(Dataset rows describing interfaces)
━━━━━━━━

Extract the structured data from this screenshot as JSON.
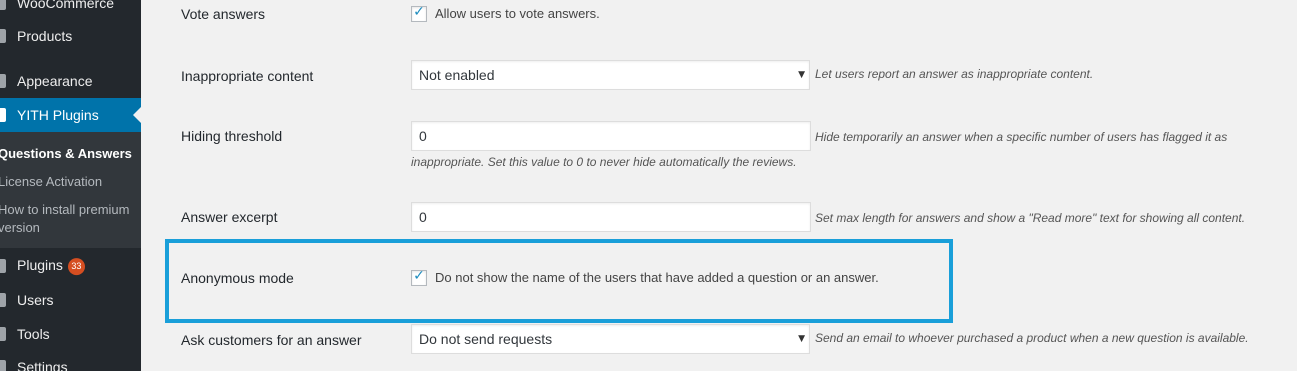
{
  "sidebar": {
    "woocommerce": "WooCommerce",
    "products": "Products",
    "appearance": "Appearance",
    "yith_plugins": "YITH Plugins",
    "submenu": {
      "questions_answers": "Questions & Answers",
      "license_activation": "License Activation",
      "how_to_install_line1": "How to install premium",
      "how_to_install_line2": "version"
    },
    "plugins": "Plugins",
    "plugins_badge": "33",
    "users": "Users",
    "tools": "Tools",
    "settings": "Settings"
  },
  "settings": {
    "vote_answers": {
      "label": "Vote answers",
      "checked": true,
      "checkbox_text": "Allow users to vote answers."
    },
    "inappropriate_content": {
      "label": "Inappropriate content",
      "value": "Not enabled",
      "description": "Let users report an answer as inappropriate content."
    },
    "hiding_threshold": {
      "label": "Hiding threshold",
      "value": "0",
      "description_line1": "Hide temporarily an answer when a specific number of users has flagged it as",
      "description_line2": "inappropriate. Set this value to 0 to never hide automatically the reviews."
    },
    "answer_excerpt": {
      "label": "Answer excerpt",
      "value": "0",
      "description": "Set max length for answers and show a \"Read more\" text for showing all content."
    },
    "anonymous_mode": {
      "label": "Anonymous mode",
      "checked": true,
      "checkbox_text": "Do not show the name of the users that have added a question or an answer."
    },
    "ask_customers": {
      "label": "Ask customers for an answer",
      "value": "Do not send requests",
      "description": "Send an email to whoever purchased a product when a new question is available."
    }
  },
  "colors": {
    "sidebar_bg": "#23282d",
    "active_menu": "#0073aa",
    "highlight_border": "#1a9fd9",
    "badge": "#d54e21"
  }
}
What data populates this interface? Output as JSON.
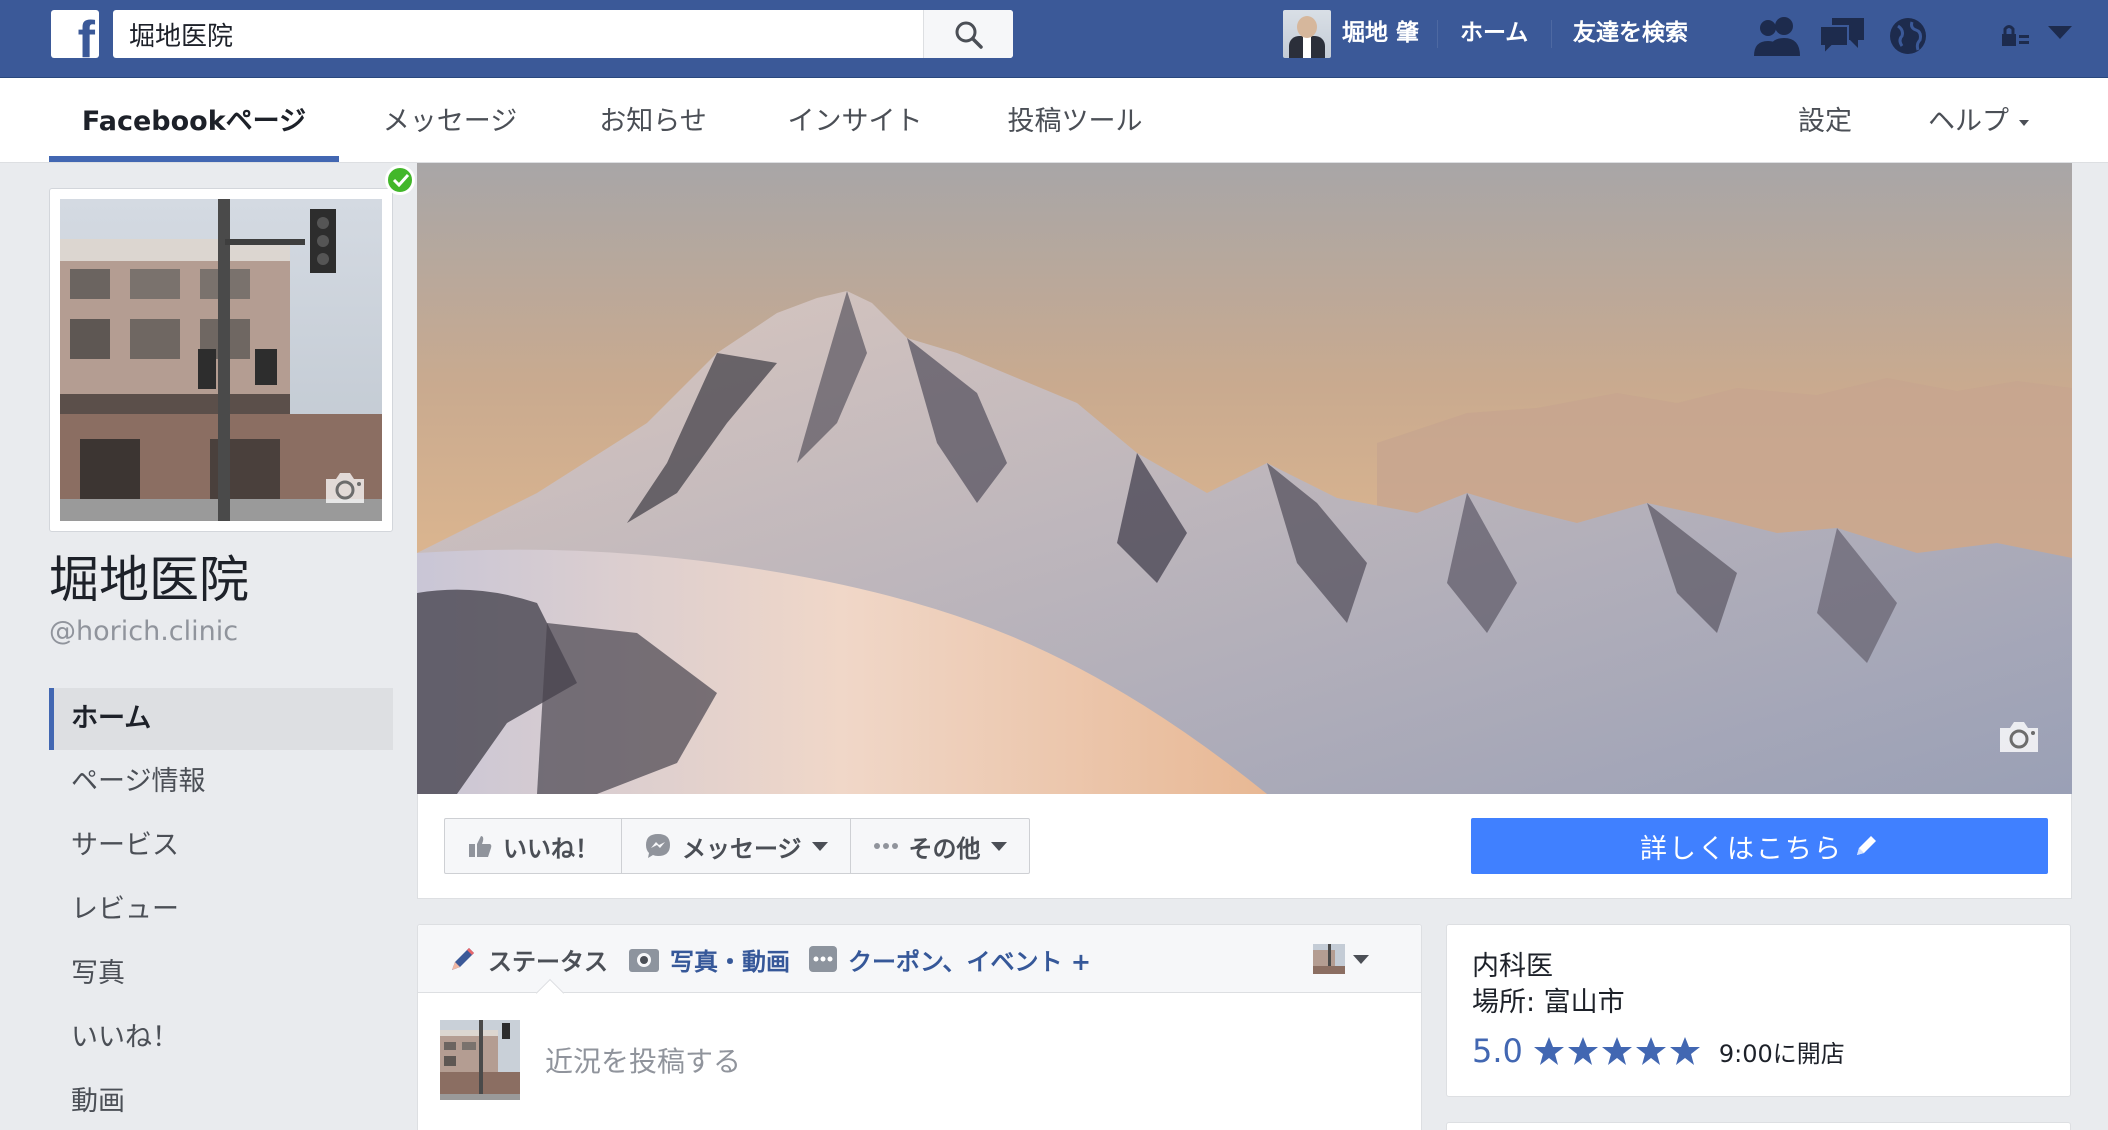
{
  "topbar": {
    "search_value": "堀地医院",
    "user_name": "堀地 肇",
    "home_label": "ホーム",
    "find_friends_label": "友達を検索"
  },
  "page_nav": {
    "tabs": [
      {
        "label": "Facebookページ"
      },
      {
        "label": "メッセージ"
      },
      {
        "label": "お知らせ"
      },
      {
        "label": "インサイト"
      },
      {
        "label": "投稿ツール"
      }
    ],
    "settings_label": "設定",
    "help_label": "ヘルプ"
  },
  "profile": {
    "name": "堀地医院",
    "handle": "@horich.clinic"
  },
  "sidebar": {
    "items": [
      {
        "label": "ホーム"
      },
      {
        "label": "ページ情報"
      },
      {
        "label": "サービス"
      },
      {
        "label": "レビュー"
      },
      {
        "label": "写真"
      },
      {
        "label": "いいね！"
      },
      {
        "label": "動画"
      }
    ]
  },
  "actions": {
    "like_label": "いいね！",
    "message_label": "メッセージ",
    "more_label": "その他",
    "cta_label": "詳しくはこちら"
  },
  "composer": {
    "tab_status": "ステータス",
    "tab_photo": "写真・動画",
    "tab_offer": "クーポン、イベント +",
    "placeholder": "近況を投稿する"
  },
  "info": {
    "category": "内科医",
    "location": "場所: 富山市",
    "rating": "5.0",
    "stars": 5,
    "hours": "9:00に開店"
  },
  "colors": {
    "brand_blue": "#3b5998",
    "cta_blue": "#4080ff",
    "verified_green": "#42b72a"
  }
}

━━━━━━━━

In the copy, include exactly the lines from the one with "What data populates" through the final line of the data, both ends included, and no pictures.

What data populates this interface? Output as JSON.
{
  "topbar": {
    "search_value": "堀地医院",
    "user_name": "堀地 肇",
    "home_label": "ホーム",
    "find_friends_label": "友達を検索"
  },
  "page_nav": {
    "tabs": [
      {
        "label": "Facebookページ"
      },
      {
        "label": "メッセージ"
      },
      {
        "label": "お知らせ"
      },
      {
        "label": "インサイト"
      },
      {
        "label": "投稿ツール"
      }
    ],
    "settings_label": "設定",
    "help_label": "ヘルプ"
  },
  "profile": {
    "name": "堀地医院",
    "handle": "@horich.clinic"
  },
  "sidebar": {
    "items": [
      {
        "label": "ホーム"
      },
      {
        "label": "ページ情報"
      },
      {
        "label": "サービス"
      },
      {
        "label": "レビュー"
      },
      {
        "label": "写真"
      },
      {
        "label": "いいね！"
      },
      {
        "label": "動画"
      }
    ]
  },
  "actions": {
    "like_label": "いいね！",
    "message_label": "メッセージ",
    "more_label": "その他",
    "cta_label": "詳しくはこちら"
  },
  "composer": {
    "tab_status": "ステータス",
    "tab_photo": "写真・動画",
    "tab_offer": "クーポン、イベント +",
    "placeholder": "近況を投稿する"
  },
  "info": {
    "category": "内科医",
    "location": "場所: 富山市",
    "rating": "5.0",
    "stars": 5,
    "hours": "9:00に開店"
  },
  "colors": {
    "brand_blue": "#3b5998",
    "cta_blue": "#4080ff",
    "verified_green": "#42b72a"
  }
}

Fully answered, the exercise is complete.